KeywordsInternational Trade Late Eighteenth Century Aggregate Supply Trade Surplus Effective Demand
Unable to display preview. Download preview PDF.
- Blaug, M., 1985, Economic Theory in Retrospect, Cambridge: Cambridge University Press.Google Scholar
- Heckscher, E. F., 1955, Mercantilism, 2, E. F. Söderlund, ed., London: George Allen and Unwin.Google Scholar
- Hutchison, T. W, 1978, On Revolutions and Progress in Economic Knowledge, Cambridge: Cambridge University Press.Google Scholar
- Keynes, J. M., 1936, The General Theory of Employment, Interest and Money, London: Mcmillan.Google Scholar
- Kobayashi, N., 1976, Keizaigakushi Chosakushu (Collected works on the history of economics), 1, Tokyo: Miraisha.Google Scholar
- McCulloch, J. R., ed., 1954, Early English Tracts on Commerce, Cambridge: Cambridge University Press.Google Scholar
- Marx, K., 1954, Capital, I, Moscow: Progress Publishers.Google Scholar
- Marx, K., 1963, Theories of Surplus value, I, Moscow: Foreign Language Publishing House.Google Scholar
- Schumpeter, J. A., 1954, Economic Doctrines and Method, R. Aris, tr., London: George Allen and Unwin.Google Scholar

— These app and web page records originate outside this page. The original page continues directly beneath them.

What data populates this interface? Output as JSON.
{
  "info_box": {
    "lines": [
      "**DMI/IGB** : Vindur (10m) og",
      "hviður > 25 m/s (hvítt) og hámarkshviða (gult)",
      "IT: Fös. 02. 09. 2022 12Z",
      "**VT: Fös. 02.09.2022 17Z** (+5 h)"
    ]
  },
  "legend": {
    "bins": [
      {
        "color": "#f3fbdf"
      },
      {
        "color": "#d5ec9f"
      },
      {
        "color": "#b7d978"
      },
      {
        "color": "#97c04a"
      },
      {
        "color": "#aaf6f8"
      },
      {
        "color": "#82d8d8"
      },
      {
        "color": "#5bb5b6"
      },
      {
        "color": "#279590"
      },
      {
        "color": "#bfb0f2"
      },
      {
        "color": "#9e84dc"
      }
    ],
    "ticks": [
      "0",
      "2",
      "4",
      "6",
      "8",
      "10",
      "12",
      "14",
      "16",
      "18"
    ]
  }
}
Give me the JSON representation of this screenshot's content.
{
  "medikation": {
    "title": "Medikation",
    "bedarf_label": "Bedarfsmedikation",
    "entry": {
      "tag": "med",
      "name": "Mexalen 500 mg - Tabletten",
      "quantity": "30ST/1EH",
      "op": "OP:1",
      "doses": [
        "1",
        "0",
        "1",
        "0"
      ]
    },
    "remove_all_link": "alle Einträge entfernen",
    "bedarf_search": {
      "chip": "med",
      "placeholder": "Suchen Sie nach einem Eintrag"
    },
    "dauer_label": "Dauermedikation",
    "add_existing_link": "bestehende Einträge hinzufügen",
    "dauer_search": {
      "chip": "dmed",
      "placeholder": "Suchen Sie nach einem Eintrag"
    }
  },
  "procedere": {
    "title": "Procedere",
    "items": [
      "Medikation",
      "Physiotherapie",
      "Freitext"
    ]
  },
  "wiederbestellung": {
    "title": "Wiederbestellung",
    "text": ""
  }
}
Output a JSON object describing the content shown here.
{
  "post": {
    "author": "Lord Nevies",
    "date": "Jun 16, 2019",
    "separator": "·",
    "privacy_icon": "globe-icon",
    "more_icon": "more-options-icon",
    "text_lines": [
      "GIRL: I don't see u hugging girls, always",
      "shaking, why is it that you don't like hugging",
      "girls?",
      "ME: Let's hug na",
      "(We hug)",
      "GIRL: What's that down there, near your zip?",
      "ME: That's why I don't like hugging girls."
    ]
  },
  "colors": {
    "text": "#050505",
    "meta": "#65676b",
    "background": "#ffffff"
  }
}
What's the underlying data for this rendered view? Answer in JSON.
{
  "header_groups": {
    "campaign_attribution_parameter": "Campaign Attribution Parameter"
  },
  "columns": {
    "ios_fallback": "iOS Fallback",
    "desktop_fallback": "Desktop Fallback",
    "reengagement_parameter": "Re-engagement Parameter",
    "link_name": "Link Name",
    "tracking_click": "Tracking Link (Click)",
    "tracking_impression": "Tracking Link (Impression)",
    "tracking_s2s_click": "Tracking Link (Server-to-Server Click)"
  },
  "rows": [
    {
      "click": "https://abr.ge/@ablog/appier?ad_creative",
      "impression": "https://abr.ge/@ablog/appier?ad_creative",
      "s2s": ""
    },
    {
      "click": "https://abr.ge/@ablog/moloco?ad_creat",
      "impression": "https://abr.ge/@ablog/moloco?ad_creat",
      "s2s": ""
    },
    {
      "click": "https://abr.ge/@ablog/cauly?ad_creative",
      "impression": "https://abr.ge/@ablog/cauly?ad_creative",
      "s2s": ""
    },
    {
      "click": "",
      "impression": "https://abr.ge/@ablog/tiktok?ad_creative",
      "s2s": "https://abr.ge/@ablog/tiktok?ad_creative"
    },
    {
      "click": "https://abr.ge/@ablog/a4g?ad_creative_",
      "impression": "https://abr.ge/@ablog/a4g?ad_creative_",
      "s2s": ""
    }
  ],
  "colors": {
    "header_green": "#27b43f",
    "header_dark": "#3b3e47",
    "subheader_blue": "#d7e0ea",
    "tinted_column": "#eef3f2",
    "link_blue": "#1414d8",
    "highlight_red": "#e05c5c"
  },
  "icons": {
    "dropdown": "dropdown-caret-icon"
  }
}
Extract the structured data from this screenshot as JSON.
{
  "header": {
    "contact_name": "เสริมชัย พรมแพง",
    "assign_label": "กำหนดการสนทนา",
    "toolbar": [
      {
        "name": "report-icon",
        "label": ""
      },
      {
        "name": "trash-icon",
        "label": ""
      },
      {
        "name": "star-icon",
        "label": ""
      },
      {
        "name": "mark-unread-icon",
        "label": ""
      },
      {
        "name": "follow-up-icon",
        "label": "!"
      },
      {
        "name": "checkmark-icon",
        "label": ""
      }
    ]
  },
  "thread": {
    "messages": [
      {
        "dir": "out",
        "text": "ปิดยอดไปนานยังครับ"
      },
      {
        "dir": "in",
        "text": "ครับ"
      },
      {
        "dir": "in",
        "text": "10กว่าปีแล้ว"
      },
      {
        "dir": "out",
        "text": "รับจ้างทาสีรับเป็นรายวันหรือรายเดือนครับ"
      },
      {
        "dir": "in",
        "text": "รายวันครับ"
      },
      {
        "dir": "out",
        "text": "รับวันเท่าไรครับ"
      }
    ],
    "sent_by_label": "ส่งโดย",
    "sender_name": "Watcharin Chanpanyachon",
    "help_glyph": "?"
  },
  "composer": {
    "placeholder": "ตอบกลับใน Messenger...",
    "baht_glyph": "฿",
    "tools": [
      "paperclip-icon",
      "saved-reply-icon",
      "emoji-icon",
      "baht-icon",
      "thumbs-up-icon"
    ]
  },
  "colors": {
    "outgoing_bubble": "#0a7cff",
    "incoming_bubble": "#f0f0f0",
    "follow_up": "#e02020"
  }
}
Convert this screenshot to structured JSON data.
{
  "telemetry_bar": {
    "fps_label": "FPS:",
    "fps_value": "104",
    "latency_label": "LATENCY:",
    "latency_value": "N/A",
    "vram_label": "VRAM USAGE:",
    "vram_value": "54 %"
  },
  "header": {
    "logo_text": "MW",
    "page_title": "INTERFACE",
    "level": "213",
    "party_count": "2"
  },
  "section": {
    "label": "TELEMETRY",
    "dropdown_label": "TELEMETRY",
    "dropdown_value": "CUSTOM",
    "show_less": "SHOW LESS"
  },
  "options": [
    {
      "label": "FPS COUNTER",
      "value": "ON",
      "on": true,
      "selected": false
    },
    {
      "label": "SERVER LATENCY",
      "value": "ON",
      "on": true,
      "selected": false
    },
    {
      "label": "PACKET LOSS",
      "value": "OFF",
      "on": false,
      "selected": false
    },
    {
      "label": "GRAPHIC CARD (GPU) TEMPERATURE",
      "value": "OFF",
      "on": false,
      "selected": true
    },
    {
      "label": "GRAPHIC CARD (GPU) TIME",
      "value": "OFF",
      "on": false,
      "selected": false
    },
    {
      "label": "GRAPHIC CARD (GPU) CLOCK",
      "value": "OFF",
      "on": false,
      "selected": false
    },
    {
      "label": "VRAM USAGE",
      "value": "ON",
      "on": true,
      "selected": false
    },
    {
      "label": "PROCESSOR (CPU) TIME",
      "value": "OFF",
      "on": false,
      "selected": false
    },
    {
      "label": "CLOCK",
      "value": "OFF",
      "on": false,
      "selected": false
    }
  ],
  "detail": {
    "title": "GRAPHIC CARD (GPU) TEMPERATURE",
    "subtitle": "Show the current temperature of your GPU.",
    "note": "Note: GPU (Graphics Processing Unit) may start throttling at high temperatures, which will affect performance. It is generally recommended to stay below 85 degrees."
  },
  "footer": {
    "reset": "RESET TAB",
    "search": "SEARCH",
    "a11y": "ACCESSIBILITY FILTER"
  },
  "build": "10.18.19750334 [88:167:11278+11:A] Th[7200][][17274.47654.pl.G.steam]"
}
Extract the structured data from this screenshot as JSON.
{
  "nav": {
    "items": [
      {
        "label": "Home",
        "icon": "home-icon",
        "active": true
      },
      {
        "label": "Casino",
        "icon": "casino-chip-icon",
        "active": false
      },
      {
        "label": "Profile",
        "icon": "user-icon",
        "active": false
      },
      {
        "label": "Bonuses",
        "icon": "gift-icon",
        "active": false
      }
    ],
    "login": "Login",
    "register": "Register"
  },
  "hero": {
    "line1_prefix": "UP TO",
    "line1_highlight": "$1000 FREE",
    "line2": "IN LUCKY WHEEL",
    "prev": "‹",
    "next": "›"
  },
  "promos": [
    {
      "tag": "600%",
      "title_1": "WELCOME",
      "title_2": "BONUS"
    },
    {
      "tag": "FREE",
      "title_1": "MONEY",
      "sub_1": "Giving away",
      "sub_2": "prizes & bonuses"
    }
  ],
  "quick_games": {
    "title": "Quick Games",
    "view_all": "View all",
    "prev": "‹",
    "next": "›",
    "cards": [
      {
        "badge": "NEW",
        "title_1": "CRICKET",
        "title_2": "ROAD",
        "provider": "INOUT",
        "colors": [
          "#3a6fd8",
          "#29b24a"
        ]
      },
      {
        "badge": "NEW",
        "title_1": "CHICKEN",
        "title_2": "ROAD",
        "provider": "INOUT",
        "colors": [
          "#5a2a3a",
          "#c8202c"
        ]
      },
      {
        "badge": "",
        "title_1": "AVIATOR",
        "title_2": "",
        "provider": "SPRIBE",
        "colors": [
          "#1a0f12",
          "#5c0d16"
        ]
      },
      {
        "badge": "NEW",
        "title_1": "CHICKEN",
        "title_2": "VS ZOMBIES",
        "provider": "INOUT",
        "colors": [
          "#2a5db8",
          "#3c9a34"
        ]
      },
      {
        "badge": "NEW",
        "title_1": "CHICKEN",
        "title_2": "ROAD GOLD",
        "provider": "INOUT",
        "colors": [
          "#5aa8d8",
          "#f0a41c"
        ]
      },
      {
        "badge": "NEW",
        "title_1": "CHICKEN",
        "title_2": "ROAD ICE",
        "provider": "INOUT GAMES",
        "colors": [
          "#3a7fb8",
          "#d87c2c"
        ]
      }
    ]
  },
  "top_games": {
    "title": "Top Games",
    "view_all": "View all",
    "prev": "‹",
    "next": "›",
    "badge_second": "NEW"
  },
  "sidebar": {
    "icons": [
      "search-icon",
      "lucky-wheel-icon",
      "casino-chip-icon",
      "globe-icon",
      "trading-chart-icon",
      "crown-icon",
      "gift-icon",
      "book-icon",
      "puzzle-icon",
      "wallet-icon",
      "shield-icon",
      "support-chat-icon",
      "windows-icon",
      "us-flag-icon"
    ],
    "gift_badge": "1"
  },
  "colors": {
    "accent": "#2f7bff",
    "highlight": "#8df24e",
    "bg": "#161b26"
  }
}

- Smith, A., 1976, An Inquiry into the Nature and Causes of the Wealth of Nations, Oxford: Oxford University Press.Google Scholar